**WORK TASK**
Report back every line of the entries that contains "this", exactly as written.

**INFORMATION**
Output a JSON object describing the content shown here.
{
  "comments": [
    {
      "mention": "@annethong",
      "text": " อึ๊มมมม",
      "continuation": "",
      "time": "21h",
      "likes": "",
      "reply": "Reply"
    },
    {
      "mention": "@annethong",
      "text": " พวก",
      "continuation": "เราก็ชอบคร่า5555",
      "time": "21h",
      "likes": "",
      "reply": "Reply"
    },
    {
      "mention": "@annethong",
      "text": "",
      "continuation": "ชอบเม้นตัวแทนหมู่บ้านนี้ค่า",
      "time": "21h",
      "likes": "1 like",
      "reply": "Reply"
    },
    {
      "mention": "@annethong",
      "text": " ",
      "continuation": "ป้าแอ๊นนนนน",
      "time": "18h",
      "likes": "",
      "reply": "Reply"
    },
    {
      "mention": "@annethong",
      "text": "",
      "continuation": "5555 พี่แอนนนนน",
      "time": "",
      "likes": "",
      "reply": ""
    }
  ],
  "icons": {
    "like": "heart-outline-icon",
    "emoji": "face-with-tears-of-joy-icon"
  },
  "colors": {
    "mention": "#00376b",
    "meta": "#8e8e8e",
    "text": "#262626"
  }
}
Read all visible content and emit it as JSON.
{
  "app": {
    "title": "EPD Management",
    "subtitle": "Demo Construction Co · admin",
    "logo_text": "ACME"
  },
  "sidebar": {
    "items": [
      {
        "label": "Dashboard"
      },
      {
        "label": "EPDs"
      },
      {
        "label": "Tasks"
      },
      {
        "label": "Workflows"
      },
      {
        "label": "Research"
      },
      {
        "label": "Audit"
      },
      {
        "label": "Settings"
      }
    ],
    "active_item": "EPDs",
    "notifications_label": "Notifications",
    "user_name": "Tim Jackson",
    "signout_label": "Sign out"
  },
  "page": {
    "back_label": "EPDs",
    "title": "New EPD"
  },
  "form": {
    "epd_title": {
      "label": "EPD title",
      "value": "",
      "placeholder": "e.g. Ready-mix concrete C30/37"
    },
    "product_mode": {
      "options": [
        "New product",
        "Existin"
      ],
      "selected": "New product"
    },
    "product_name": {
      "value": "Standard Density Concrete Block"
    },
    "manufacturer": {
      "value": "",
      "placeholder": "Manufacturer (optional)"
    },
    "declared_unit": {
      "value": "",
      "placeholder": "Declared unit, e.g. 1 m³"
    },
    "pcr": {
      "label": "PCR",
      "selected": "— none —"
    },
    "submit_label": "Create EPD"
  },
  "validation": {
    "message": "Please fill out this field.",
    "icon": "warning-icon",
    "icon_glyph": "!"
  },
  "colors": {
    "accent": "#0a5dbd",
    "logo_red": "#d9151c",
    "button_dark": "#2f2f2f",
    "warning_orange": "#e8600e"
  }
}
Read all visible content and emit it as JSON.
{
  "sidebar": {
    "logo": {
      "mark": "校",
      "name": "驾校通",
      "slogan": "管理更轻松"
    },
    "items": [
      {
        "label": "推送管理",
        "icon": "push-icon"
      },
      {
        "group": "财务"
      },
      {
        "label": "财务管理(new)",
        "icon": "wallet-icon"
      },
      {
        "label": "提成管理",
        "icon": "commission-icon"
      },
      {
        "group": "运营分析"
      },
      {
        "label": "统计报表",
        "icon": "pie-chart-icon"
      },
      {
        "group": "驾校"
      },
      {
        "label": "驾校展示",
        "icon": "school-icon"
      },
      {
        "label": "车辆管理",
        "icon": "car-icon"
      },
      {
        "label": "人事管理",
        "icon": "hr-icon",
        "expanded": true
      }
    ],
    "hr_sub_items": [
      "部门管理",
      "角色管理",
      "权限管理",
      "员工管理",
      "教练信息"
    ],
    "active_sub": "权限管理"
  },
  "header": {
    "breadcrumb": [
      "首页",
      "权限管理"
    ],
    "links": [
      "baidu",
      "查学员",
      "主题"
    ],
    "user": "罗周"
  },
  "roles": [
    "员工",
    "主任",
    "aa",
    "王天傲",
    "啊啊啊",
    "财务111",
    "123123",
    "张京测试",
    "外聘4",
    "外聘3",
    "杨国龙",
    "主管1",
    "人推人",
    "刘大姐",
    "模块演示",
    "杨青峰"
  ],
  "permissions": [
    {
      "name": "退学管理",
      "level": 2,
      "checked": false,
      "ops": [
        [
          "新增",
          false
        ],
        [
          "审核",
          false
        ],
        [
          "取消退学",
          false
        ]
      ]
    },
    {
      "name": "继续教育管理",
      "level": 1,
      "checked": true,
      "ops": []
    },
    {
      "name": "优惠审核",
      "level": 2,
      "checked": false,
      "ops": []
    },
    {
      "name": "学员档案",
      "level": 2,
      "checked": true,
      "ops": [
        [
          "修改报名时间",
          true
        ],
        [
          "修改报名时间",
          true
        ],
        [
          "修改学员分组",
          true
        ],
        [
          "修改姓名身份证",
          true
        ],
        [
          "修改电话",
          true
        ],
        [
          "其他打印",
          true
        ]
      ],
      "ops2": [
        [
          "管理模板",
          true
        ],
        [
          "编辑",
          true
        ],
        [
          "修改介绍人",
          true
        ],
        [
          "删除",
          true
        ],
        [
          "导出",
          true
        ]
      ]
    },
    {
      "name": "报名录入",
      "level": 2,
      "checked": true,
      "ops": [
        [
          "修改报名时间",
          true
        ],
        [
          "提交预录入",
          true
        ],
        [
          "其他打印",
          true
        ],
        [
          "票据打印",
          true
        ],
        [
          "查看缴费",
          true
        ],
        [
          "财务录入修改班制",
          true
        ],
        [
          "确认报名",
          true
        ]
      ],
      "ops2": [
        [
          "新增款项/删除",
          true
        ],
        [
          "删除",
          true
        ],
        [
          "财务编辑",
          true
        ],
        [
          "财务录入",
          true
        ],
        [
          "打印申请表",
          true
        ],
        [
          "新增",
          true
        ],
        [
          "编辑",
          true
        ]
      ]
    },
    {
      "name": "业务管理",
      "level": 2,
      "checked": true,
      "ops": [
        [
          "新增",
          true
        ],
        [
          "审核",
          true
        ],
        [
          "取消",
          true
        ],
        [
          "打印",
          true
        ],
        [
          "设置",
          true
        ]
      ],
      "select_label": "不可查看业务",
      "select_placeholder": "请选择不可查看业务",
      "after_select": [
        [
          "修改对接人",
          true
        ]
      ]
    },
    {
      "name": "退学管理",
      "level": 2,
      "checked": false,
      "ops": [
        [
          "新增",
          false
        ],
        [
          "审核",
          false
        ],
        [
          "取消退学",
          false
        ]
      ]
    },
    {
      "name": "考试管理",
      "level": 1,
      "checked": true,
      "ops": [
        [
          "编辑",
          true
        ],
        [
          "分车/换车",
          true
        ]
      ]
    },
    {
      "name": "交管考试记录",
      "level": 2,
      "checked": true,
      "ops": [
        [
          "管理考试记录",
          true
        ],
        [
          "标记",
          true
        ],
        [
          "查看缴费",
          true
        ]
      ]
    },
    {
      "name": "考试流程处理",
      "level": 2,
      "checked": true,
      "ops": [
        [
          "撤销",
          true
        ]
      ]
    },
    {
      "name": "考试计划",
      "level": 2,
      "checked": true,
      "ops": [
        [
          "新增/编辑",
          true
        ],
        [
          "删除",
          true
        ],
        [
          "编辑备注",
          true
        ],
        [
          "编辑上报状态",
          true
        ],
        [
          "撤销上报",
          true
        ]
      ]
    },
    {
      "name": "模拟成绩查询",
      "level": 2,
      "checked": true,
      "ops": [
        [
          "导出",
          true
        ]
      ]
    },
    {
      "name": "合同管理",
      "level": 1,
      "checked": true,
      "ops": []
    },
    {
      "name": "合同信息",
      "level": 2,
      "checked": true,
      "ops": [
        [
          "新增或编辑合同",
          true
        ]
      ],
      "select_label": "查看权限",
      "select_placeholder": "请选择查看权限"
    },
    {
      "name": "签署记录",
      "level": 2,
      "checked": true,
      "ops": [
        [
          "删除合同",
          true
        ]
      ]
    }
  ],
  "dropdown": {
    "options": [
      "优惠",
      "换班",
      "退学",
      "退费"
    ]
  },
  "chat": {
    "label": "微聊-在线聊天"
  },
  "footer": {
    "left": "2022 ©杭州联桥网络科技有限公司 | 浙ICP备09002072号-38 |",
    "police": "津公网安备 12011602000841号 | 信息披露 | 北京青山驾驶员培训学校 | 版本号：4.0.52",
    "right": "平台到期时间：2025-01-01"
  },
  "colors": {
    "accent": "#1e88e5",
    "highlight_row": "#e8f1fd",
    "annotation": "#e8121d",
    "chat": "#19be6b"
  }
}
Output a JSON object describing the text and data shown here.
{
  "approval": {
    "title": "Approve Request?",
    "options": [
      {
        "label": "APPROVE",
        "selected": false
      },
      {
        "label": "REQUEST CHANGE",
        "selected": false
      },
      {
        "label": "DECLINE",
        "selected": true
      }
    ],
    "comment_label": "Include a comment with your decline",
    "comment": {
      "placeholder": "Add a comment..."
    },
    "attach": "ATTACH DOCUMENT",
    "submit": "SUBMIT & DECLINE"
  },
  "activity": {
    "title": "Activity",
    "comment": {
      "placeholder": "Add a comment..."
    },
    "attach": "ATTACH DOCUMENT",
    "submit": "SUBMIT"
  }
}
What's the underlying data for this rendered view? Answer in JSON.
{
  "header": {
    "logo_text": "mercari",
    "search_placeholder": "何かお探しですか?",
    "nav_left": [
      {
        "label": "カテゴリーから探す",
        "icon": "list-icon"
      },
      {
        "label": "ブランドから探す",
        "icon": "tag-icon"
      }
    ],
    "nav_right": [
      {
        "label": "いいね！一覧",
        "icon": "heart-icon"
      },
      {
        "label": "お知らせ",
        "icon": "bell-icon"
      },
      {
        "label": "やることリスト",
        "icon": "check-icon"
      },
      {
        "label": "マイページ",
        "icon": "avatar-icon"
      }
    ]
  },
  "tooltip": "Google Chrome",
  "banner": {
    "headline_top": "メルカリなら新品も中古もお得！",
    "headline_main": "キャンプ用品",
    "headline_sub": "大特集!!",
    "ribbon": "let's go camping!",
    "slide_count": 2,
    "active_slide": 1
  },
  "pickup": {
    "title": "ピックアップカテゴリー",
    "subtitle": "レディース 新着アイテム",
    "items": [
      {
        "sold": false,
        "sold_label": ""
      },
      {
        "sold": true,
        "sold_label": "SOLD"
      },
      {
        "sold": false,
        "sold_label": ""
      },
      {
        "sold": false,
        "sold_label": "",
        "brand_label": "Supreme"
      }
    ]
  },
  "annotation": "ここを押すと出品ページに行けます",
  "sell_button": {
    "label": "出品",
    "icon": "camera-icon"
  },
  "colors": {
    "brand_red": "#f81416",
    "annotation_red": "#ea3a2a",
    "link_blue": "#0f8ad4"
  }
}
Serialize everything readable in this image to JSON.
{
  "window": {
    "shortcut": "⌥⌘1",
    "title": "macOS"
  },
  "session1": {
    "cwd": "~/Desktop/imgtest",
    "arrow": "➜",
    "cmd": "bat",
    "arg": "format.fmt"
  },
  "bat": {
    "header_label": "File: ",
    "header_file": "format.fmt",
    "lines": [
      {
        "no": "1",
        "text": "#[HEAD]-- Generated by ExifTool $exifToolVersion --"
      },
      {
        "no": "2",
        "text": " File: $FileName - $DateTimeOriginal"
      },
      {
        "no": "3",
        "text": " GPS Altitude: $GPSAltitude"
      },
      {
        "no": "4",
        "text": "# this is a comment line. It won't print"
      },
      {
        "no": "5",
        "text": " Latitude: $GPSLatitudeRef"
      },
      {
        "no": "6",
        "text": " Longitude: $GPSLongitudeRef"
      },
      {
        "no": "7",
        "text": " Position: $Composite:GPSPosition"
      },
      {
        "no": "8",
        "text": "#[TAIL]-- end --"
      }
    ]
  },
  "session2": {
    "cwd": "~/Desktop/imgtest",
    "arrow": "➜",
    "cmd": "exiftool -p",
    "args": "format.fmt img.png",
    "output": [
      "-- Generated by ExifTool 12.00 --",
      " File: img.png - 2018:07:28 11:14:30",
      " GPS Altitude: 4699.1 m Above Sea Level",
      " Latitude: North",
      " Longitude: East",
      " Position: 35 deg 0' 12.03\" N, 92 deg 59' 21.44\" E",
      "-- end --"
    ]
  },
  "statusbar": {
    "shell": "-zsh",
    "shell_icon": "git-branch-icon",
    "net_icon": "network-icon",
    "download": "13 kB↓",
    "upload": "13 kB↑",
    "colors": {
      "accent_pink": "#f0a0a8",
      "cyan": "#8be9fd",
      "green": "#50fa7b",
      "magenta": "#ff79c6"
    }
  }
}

**SOLUTION**
    "message": "Please fill out this field.",
What's the underlying data for this rendered view? Answer in JSON.
Serialize everything readable in this image to JSON.
        "text": "# this is a comment line. It won't print"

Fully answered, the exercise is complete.